Dianne says you couldn't make her move back.
The love that Ron and Dianne say they have for the Gainesville community shows in their efforts to expand Climb for Cancer's impact throughout Alachua County.
"They are the kind of people who really put their heart into everything they do," says Dr. Bill Slayton, interim division chief for pediatric hematology and oncology.
"We are very fortunate they are here in our community."
During the first two years of the foundation, the Farbs sent all money raised to the American Cancer Society in Jacksonville.
Wanting more control, they now choose to fund programs based on basic needs that they say big foundations often overlook.
The couple recently started Harriet's Helping Hand, a program that provides parking vouchers, food vouchers and gas cards for cancer patients and their families. The idea came about during a lunch meeting with Jenna Priest, child life specialist at Shands Pediatric Clinics.
"They wanted to do more," Priest says. "These kids come for chemo daily, or once a week, and they have to pay to park every single time.

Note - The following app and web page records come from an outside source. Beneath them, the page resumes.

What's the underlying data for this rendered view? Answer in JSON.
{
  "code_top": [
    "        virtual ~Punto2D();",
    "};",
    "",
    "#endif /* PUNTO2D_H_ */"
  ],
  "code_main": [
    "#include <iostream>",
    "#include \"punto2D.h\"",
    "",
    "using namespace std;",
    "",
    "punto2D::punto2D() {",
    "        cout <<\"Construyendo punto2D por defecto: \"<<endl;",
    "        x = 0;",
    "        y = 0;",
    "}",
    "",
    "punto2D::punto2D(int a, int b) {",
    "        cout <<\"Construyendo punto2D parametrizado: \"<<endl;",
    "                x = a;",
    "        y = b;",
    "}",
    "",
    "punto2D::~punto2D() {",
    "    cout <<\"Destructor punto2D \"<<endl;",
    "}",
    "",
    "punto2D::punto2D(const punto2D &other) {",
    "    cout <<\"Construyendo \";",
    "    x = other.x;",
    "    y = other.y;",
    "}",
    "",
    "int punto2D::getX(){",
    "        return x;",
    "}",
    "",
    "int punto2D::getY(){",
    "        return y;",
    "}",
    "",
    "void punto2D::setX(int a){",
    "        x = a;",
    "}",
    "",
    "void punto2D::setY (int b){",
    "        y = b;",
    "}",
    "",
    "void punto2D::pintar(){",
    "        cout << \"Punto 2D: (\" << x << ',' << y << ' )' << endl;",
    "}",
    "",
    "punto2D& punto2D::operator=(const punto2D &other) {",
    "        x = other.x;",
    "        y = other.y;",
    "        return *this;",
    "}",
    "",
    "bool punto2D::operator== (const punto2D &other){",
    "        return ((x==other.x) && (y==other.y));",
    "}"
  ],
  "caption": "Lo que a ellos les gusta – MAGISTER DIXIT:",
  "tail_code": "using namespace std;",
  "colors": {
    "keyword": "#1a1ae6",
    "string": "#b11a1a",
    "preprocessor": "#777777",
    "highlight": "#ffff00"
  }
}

I told them how much it was going to cost, and right away they said 'We are going to work on that.' "
Many patients have to bring medicine home with them after treatment, some even travel as far as Miami without a way to keep the meds from spoiling.
To rectify this problem, Climb for Cancer donated coolers, thermometers and medicine boxes for patients.
"These families haven't had time to think about needing a thermometer," Dianne says. "Some of them can't even afford it."
Out of all the events Climb for Cancer puts on in the community, and all the small ways the Farbs help ease costs for cancer patients and their families, being able to inspire and teach others means the most, Ron said.
Each time he speaks with young people in the community, he said he tries to teach them two things.
"The first is that through hard work and patience they can bring their dreams to fruition," he says. "The second is the importance of giving back."
As for Saturday's start to the trek up Aconcagua, former Gator James Smith is right there with Ron. Smith, a former Buchholz High student, played on special teams and as the long snapper for the Gators' 2008 national championship team.
Interested in Ron's mountain climbing, Smith worked with the foundation while he was in college through the Goodwill Gators.
After Ron scaled Mount Everest, however, Smith said he approached him about becoming more involved.
"He has such a warm heart and really believes in his mission," Smith says. "He helps so many people, especially the kids; he loves the kids and gets attached to them."
To prepare, the pair have been running sets of stadiums with weighted backpacks. At 240 pounds, Smith is worried about keeping up with Ron, who weighs about 100 pounds less.
"He's a motor, that's for sure," Smith says. "He's intense."
Once back in Gainesville, Ron will continue to immerse himself in the fight against cancer.
Every day he wears a bracelet from Camp Sunshine, a summer camp in Georgia for children with cancer where he volunteers.
Working with those children has deeply touched Ron, whose sister has been diagnosed with cancer. So far she is one of the success stories.
After a movie about muscular dystrophy, "Darius Goes West," aired at the Phillips Center, the Farbs invited all the volunteers, cast and crew over for dinner as a way to say thank you.
With both of the Farbs working what amounts to two full-time jobs, they concede they have little time for leisure activities.
But "we are working on spending more time for ourselves," Ron says with a chuckle.
Comments are currently unavailable on this article